Tuesday, February 23, 2010

Albert Mohler on Tiger Woods' Apology.

Americans are accustomed to a certain kind of public confession, argues Susan Wise Bauer -- and that means a confession that is shaped by the Christian faith. Indeed, in her seminal book, The Art of the Public Grovel, Bauer argues that Americans are actually accustomed to a public confession that she describes as Augustinian.

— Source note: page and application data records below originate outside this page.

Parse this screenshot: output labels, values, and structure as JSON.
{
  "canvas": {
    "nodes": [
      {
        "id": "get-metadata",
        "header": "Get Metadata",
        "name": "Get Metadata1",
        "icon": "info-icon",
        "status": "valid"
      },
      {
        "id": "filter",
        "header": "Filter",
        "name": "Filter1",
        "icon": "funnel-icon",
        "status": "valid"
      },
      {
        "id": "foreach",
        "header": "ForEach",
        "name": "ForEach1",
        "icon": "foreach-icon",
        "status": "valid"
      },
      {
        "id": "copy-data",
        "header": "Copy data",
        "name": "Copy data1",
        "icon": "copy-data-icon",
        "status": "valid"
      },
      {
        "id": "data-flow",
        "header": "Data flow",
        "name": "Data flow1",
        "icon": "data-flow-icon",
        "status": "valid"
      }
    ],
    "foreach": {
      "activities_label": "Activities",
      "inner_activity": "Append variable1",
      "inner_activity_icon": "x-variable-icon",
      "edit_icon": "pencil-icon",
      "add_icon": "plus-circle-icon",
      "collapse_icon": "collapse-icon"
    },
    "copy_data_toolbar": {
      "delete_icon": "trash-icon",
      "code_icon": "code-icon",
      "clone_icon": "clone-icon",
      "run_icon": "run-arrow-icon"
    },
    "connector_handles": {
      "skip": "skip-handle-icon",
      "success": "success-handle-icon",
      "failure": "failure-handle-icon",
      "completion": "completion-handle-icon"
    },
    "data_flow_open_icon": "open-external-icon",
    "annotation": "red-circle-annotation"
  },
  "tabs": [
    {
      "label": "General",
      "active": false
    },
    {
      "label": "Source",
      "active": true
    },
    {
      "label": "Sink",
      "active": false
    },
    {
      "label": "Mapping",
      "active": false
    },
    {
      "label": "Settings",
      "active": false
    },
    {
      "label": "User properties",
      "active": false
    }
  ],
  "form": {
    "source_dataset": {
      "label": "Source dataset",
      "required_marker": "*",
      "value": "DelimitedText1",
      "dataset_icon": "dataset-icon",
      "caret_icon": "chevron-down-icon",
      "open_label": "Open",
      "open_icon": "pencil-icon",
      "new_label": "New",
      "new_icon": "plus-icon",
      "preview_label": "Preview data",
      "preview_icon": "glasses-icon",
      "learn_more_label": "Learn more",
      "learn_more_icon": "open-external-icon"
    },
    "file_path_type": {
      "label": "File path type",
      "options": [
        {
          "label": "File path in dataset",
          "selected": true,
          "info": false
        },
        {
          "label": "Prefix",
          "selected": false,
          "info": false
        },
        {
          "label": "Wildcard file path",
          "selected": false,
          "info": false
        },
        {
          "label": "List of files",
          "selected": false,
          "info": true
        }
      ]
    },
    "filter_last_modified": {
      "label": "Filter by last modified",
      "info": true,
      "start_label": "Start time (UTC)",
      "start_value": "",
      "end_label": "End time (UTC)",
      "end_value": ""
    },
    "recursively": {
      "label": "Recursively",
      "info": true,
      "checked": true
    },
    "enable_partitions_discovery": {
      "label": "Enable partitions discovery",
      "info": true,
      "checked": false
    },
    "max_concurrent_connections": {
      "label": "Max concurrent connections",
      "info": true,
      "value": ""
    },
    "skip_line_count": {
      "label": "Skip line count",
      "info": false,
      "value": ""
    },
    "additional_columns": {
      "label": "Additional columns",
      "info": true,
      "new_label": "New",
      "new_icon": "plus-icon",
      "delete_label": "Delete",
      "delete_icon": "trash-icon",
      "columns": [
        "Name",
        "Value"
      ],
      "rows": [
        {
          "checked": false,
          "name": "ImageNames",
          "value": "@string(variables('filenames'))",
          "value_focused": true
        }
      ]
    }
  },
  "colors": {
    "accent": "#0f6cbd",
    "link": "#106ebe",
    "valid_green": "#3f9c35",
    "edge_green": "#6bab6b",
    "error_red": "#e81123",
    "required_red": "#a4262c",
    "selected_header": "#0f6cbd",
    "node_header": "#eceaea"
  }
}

She refers, of course, to Augustine, the great bishop of Hippo in Africa and greatest among the theologians of the early church. In his Confessions, Augustine (who had been involved in considerable sin and debauchery prior to his adult conversion to Christianity) set the stage and example for the public confession of wrongdoing. Remarkably, Augustine wrote not only of what wrongs he had done, but also of why he believed he had committed such sinful acts. Theology is mixed with psychology.

Read the rest

No comments: